● WORK ORDER
Give back every line of the material below that has the string "className".
<<<<
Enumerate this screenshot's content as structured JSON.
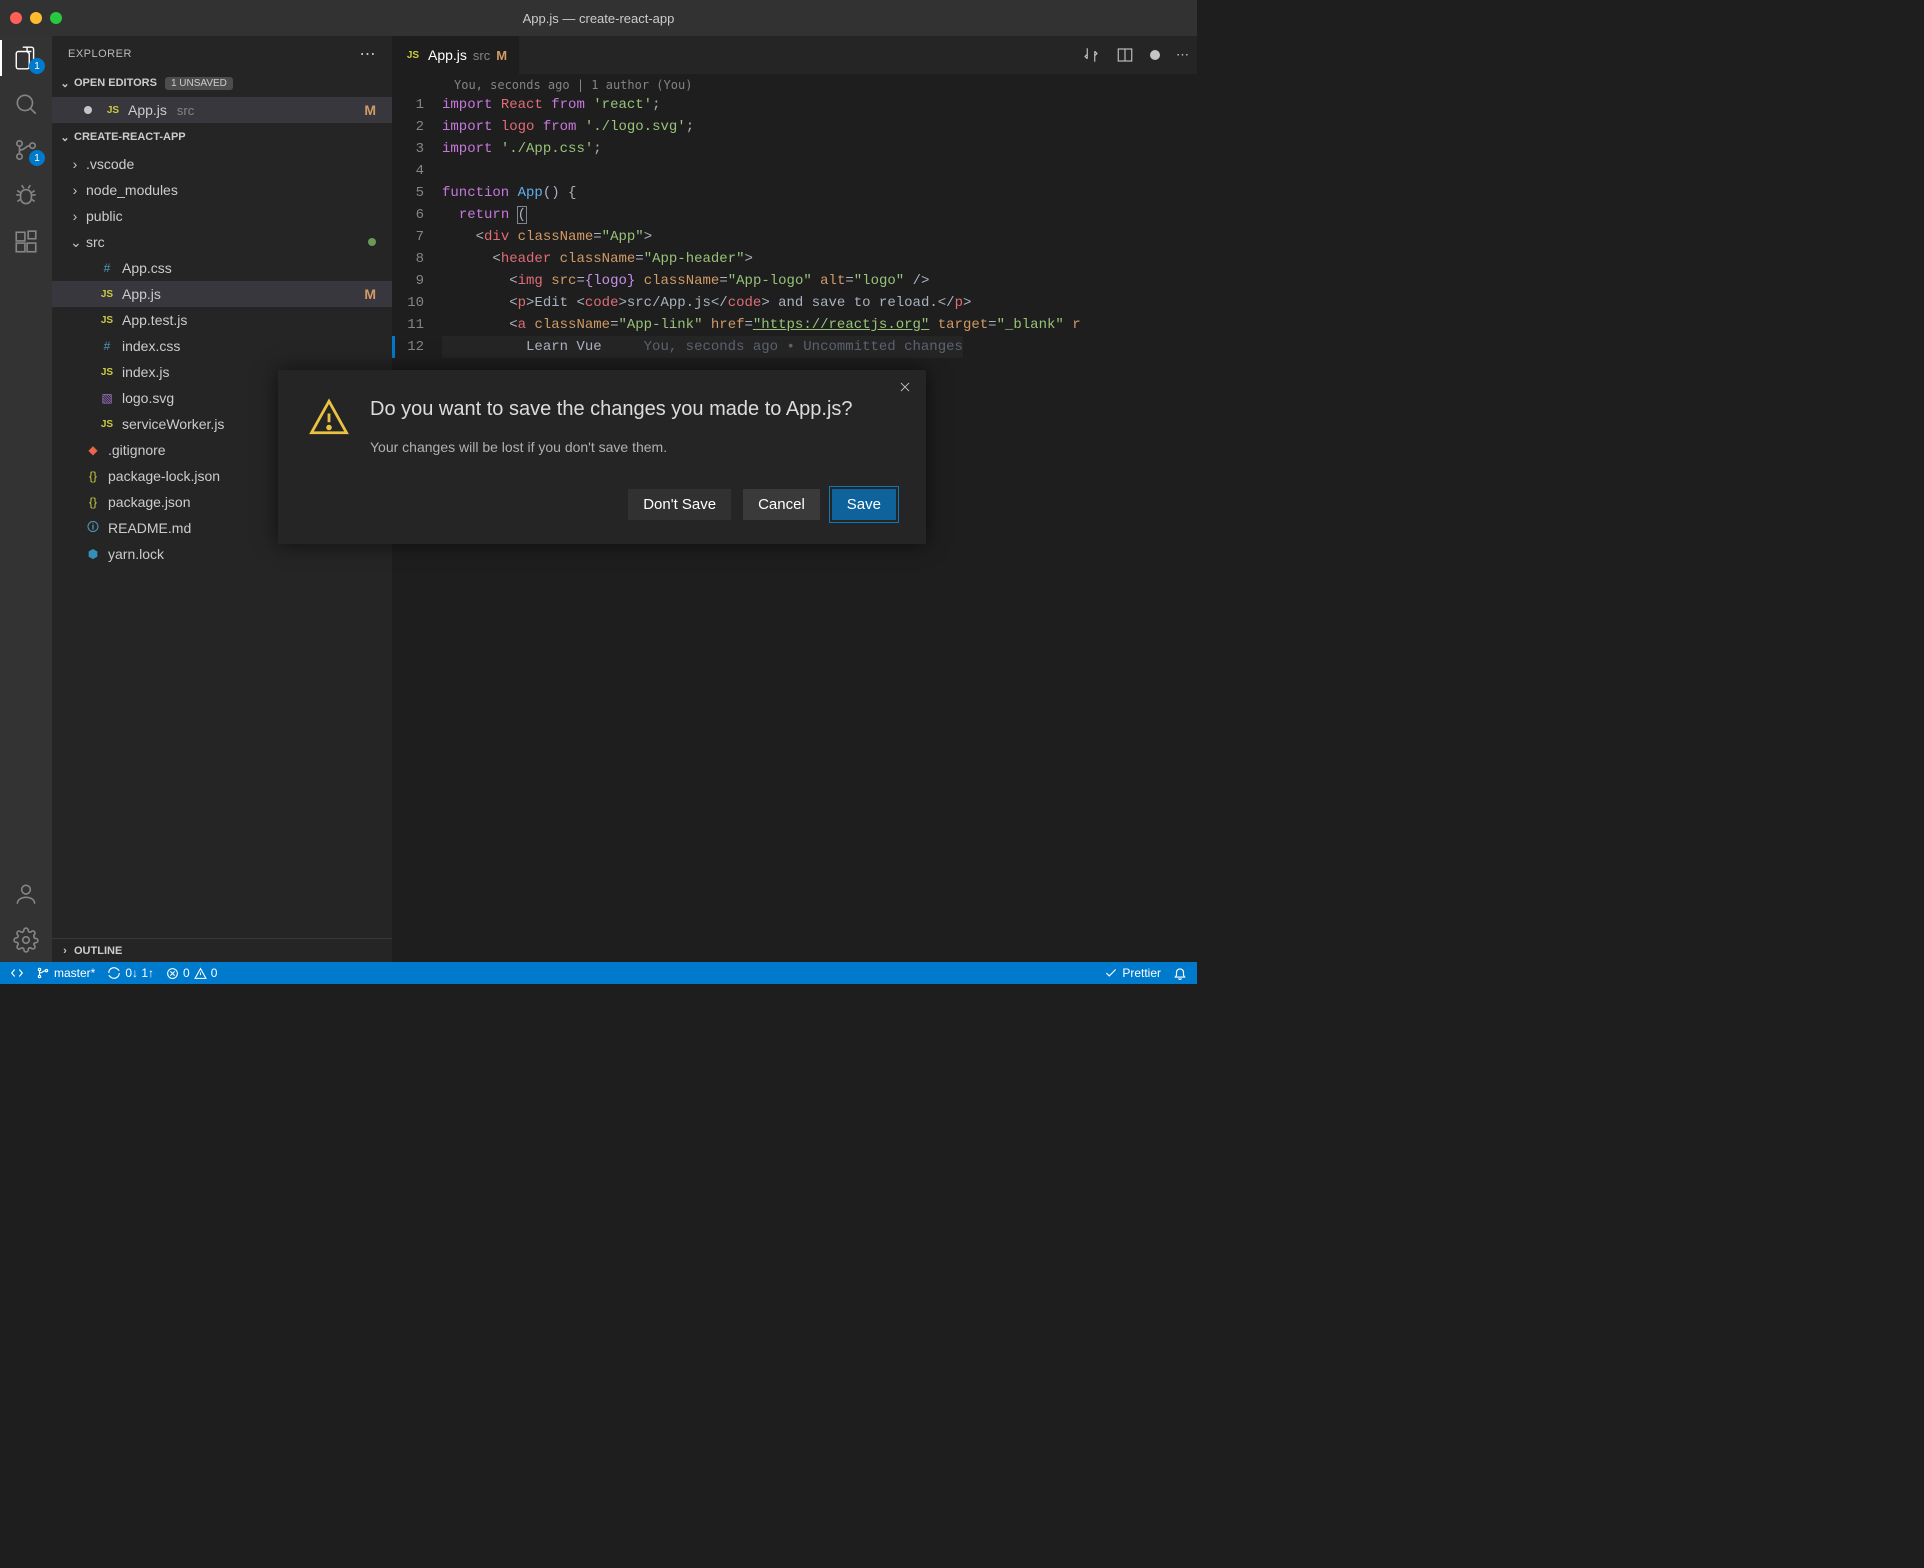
{
  "window": {
    "title": "App.js — create-react-app"
  },
  "activity": {
    "explorer_badge": "1",
    "scm_badge": "1"
  },
  "sidebar": {
    "title": "EXPLORER",
    "openEditors": {
      "label": "OPEN EDITORS",
      "unsaved": "1 UNSAVED",
      "items": [
        {
          "name": "App.js",
          "path": "src",
          "mod": "M",
          "dirty": true,
          "icon": "js"
        }
      ]
    },
    "project": {
      "label": "CREATE-REACT-APP",
      "tree": [
        {
          "type": "folder",
          "name": ".vscode",
          "expanded": false,
          "indent": 1
        },
        {
          "type": "folder",
          "name": "node_modules",
          "expanded": false,
          "indent": 1
        },
        {
          "type": "folder",
          "name": "public",
          "expanded": false,
          "indent": 1
        },
        {
          "type": "folder",
          "name": "src",
          "expanded": true,
          "indent": 1,
          "untracked": true
        },
        {
          "type": "file",
          "name": "App.css",
          "icon": "css",
          "indent": 2
        },
        {
          "type": "file",
          "name": "App.js",
          "icon": "js",
          "indent": 2,
          "active": true,
          "mod": "M"
        },
        {
          "type": "file",
          "name": "App.test.js",
          "icon": "js",
          "indent": 2
        },
        {
          "type": "file",
          "name": "index.css",
          "icon": "css",
          "indent": 2
        },
        {
          "type": "file",
          "name": "index.js",
          "icon": "js",
          "indent": 2
        },
        {
          "type": "file",
          "name": "logo.svg",
          "icon": "svg",
          "indent": 2
        },
        {
          "type": "file",
          "name": "serviceWorker.js",
          "icon": "js",
          "indent": 2
        },
        {
          "type": "file",
          "name": ".gitignore",
          "icon": "git",
          "indent": 1
        },
        {
          "type": "file",
          "name": "package-lock.json",
          "icon": "json",
          "indent": 1
        },
        {
          "type": "file",
          "name": "package.json",
          "icon": "json",
          "indent": 1
        },
        {
          "type": "file",
          "name": "README.md",
          "icon": "md",
          "indent": 1
        },
        {
          "type": "file",
          "name": "yarn.lock",
          "icon": "yarn",
          "indent": 1
        }
      ]
    },
    "outline": {
      "label": "OUTLINE"
    }
  },
  "editor": {
    "tab": {
      "icon": "js",
      "name": "App.js",
      "path": "src",
      "mod": "M"
    },
    "codelens": "You, seconds ago | 1 author (You)",
    "blame": "You, seconds ago • Uncommitted changes",
    "code": {
      "l1_import": "import",
      "l1_react": "React",
      "l1_from": "from",
      "l1_str": "'react'",
      "l2_import": "import",
      "l2_logo": "logo",
      "l2_from": "from",
      "l2_str": "'./logo.svg'",
      "l3_import": "import",
      "l3_str": "'./App.css'",
      "l5_fn": "function",
      "l5_name": "App",
      "l5_paren": "() {",
      "l6_ret": "return",
      "l6_paren": "(",
      "l7_div": "div",
      "l7_cn": "className",
      "l7_val": "\"App\"",
      "l8_hdr": "header",
      "l8_cn": "className",
      "l8_val": "\"App-header\"",
      "l9_img": "img",
      "l9_src": "src",
      "l9_srcv": "{logo}",
      "l9_cn": "className",
      "l9_cnv": "\"App-logo\"",
      "l9_alt": "alt",
      "l9_altv": "\"logo\"",
      "l10_p": "p",
      "l10_edit": "Edit ",
      "l10_code": "code",
      "l10_path": "src/App.js",
      "l10_rest": " and save to reload.",
      "l11_a": "a",
      "l11_cn": "className",
      "l11_cnv": "\"App-link\"",
      "l11_href": "href",
      "l11_hrefv": "\"https://reactjs.org\"",
      "l11_target": "target",
      "l11_targetv": "\"_blank\"",
      "l11_rel": "r",
      "l12_txt": "Learn Vue"
    },
    "lineNumbers": [
      "1",
      "2",
      "3",
      "4",
      "5",
      "6",
      "7",
      "8",
      "9",
      "10",
      "11",
      "12"
    ]
  },
  "dialog": {
    "title": "Do you want to save the changes you made to App.js?",
    "subtitle": "Your changes will be lost if you don't save them.",
    "buttons": {
      "dontSave": "Don't Save",
      "cancel": "Cancel",
      "save": "Save"
    }
  },
  "statusbar": {
    "branch": "master*",
    "sync": "0↓ 1↑",
    "errors": "0",
    "warnings": "0",
    "prettier": "Prettier"
  }
}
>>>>
● EXERCISE OUTPUT
      "l7_cn": "className",
      "l8_cn": "className",
      "l9_cn": "className",
      "l11_cn": "className",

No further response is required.